On July 24, 2003, the U.S. House of Representatives approved legislation to implement the U.S.-Singapore Free Trade Agreement. This agreement will be harmful to the people and environment of Singapore and the US in several regards. It also is a dangerous model for agreements currently being negotiated like the Central American Free Trade Agreement (CAFTA) and the Free Trade Area of the Americas (FTAA). Some key points are:
Does not protect core labor rights or environmental protections
Labor and Environmental provisions aren’t enforceable on the same terms as commercial provisions, and only one labor and environmental provision has any enforcement: that countries enforce their own labor and environmental laws. Both countries are still able to set these laws at levels below internationally recognized standards or to lower them in order to attract investment without facing any consequences. Also, the penalty for country’s failure to enforce its own laws is capped at an amount insufficient to be a deterrent.
Establishes Off-shore Sweatshop Havens
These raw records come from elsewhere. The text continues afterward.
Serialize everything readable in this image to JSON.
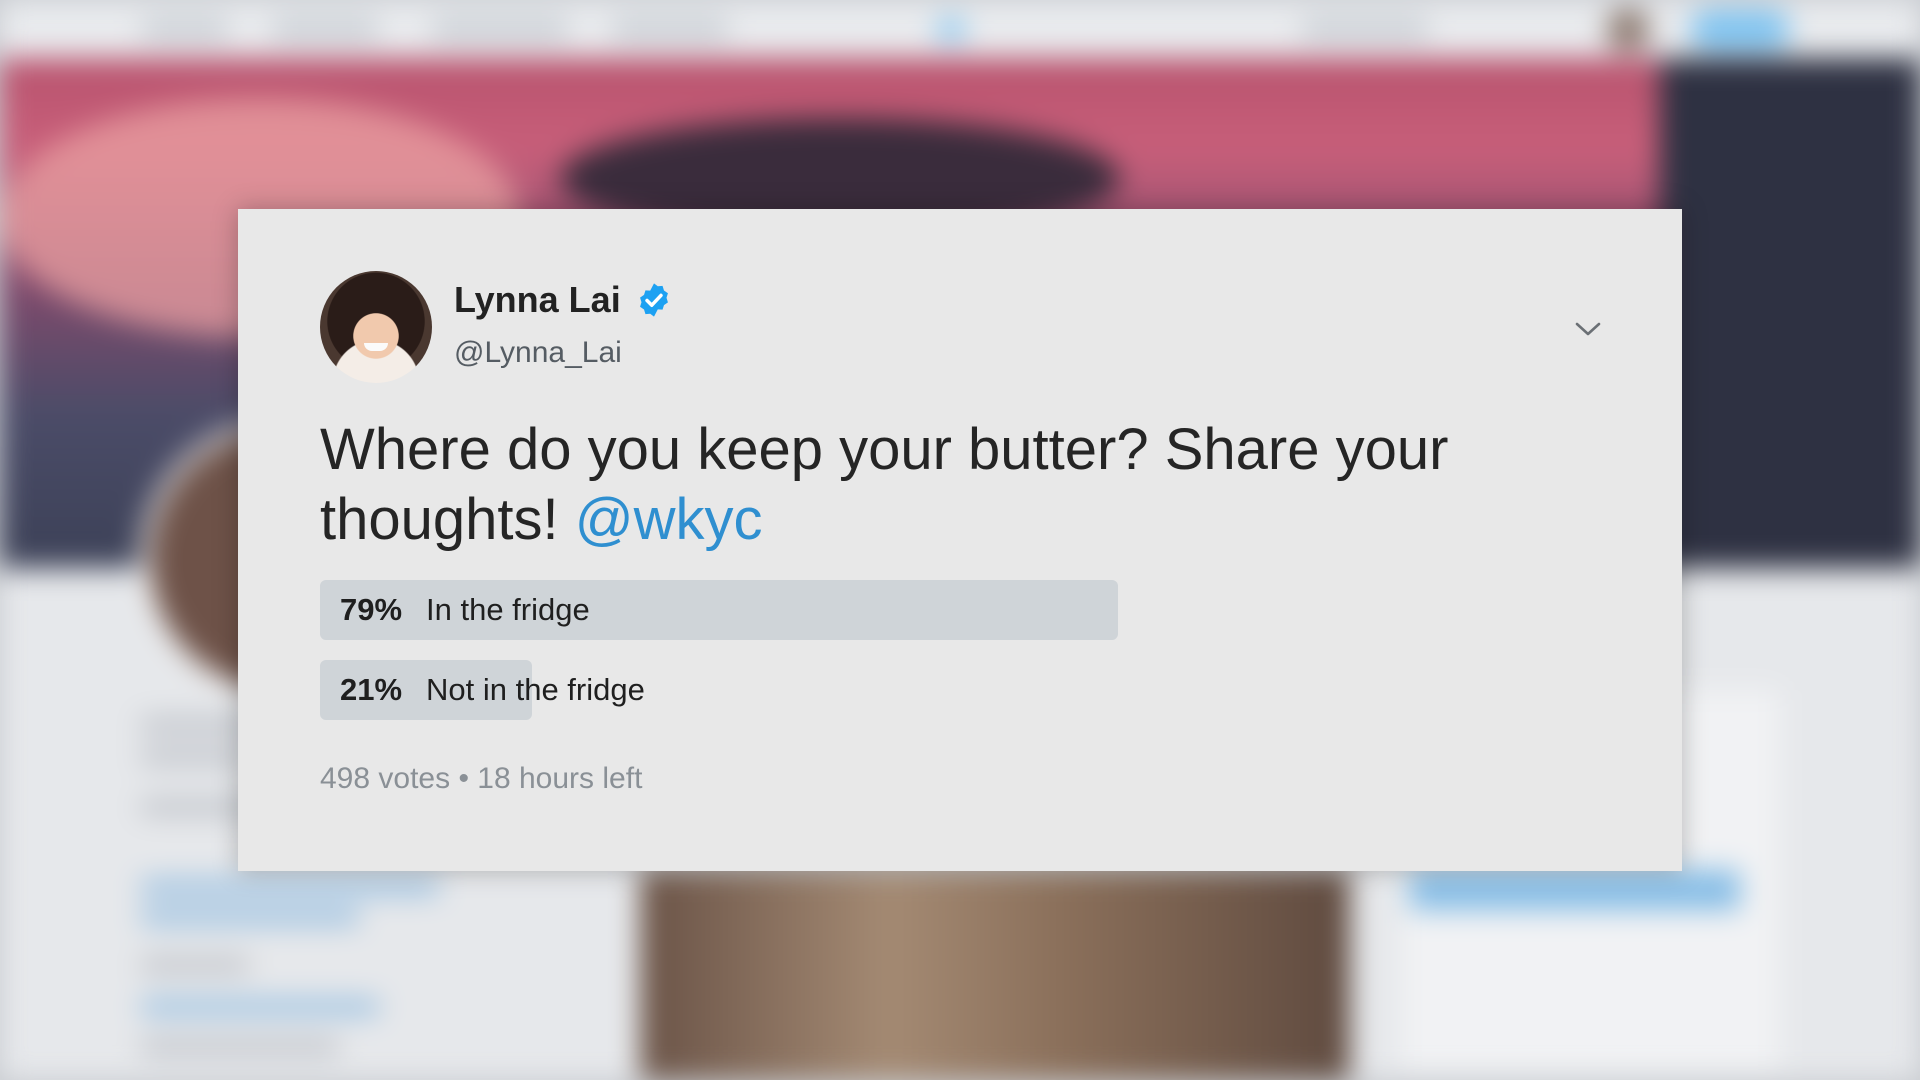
{
  "tweet": {
    "author_name": "Lynna Lai",
    "handle": "@Lynna_Lai",
    "text": "Where do you keep your butter? Share your thoughts! ",
    "mention": "@wkyc",
    "poll": {
      "options": [
        {
          "percent_label": "79%",
          "label": "In the fridge",
          "share": 0.79
        },
        {
          "percent_label": "21%",
          "label": "Not in the fridge",
          "share": 0.21
        }
      ],
      "votes": "498 votes",
      "separator": "•",
      "time_left": "18 hours left"
    },
    "icons": {
      "verified": "verified-badge-icon",
      "menu": "chevron-down-icon"
    }
  },
  "colors": {
    "card_background": "#e8e8e8",
    "mention": "#2f8fd0",
    "verified_badge": "#1da1f2",
    "poll_fill": "#cfd4d8"
  }
}
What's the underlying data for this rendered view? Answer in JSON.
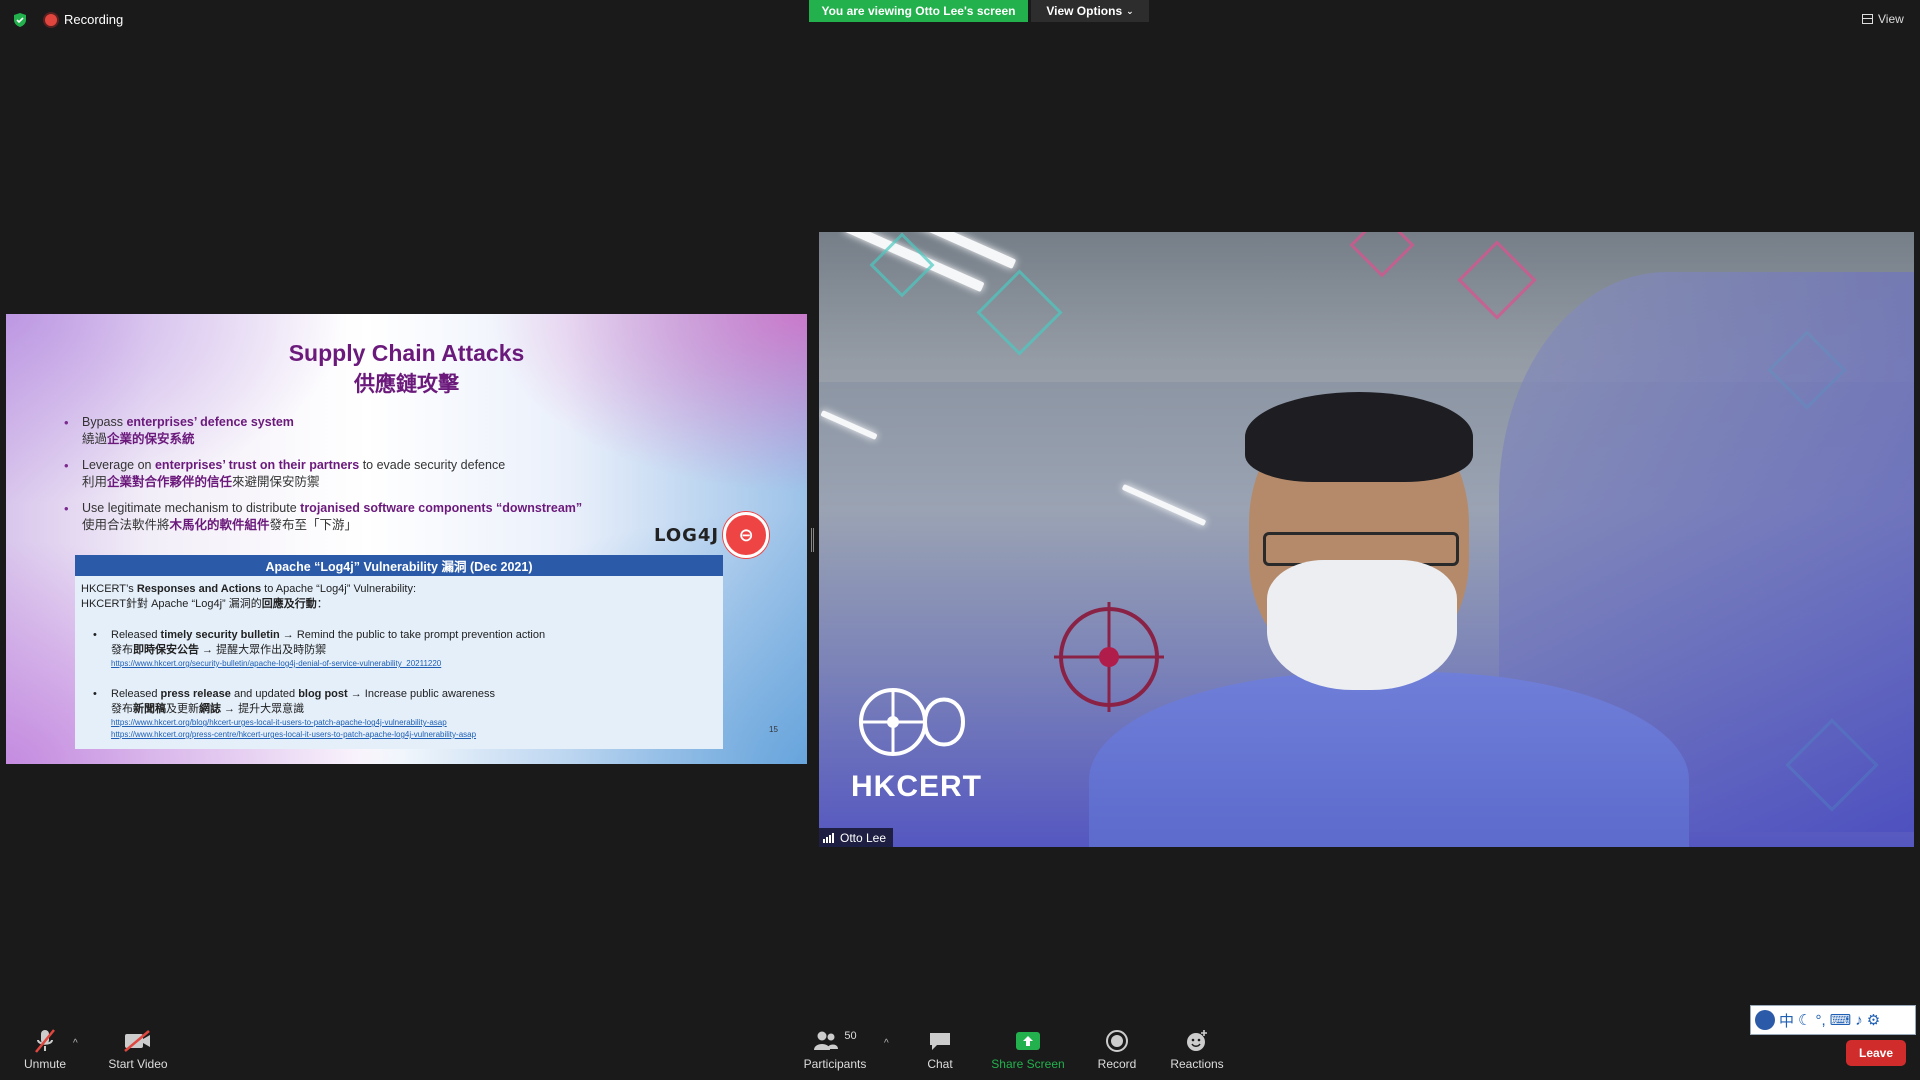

The Singapore FTA grants unreciprocal market access to goods from two Indonesian islands. Operations on these islands, however, aren’t bound by any of the other provisions of the agreement, including the provisions on labor and the environment. In doing so, the Singapore FTA established a sweatshop haven which will be harmful for workers in all three countries. Moreover, the agreement allows for additional Indonesian islands to be added, and could potentially be expanded to other countries.
Contains labor rules which are weaker than existing US-Singapore trade rules
Does not require Singapore to adopt or enforce core International Labor Organization standards. In addition, under the Generalized System of Preferences (GSP) the U.S. is able to scrutinize whether or not a country’s labor laws actually comply with international standards in determining market access. The US-Singapore FTA is contingent only that Singapore enforce its existing labor laws regardless of their adequacy.
Would reduce access to essential medicines
Intellectual property rules in the US-Singapore FTA greatly reduce the flexibility available under WTO rules for governments to make generic medicines available in order to address public health crises.
Opens public interest laws up to challenge by foreign corporations
Investment rules in the Singapore FTA include the right for foreign corporations to sue governments when they believe that a domestic regulation unfairly infringes on their profits. Similar rules under NAFTA have led to challenges in all three NAFTA countries against health, safety, environmental, and zoning and development laws.
Threatens sustainable development
The Singapore FTA restricts the use of capitol controls, which are an essential tool for developing countries in dealing with speculative capitol. Many developing countries have used these tools effectively in the past, and even the IMF has conceded that they can be beneficial to stable development.
Establishes a new immigration policy for Singapore which doesn’t protect workers’ rights
The Singapore agreement establishes a quota for temporary entry of professionals in addition to our existing global H1-B visa system. But unlike H1-B, it doesn’t require certification that there is a domestic need for the workers, or that those workers will be treated well. This sets up a mechanism to abuse Singaporean workers and drive down wages and working conditions in the US.
Threatens natural resources
Despite the fact that Singapore is a major transshipment point for both plant and animal endangered species, the Singapore FTA doesn’t protect against illegal transshipment of plant and animal life.
Ignores Fast Track negotiating objectives
Many of these provisions go against the negotiating objectives delineated by Congress under Fast Track including the labor and environmental provisions, and provisions on investment, and access to medicine.
Talking Points on Singapore FTA Public Citizen
Report on the U.S.-Chile and U.S.-Singapore Free Trade Agreements Labor Advisory Council for Trade Negotiations & Trade Policy, February 28, 2003
Comments on Proposed U.S.-Singapore Agreement Public Citizen, December 26, 2000
Articles & Statements
Labour-Singapore: Unscrupulous Agents Need to Be Weeded Out Inter Press Service, December 13, 2004
U.S.-Chile and U.S.-Singapore Free Trade Agreements Are Bad Policy As They Stand Letter to Members of Congress from the Citizens Trade Campaign, July 22, 2003
Letter to Congress from the United Steelworkers of America July 18, 2003
Statement by AFL-CIO President John Sweeney on Chile and Singapore Trade Agreements July 16, 2003
Letter to Congress from the International Brotherhood of Teamsters July 16, 2003
Chile and Singapore Free Trade Agreements Are Wrong Models for the Environment Letter to Congress from Environmental Groups, July 9, 2003
Citizens Trade Campaign Letter to Congress on FTA with Singapore May 22, 2003
Letter on the U.S.-Chile and U.S.-Singapore Trade Agreements United Steelworkers of America, May 22, 2003
The Significance of the Singapore and Chile Free Trade Agreements Testimony by Thea M. Lee, Chief International Economis, AFL-CIO, May 8, 2003
Letter to Congress Oxfam America, May 6, 2003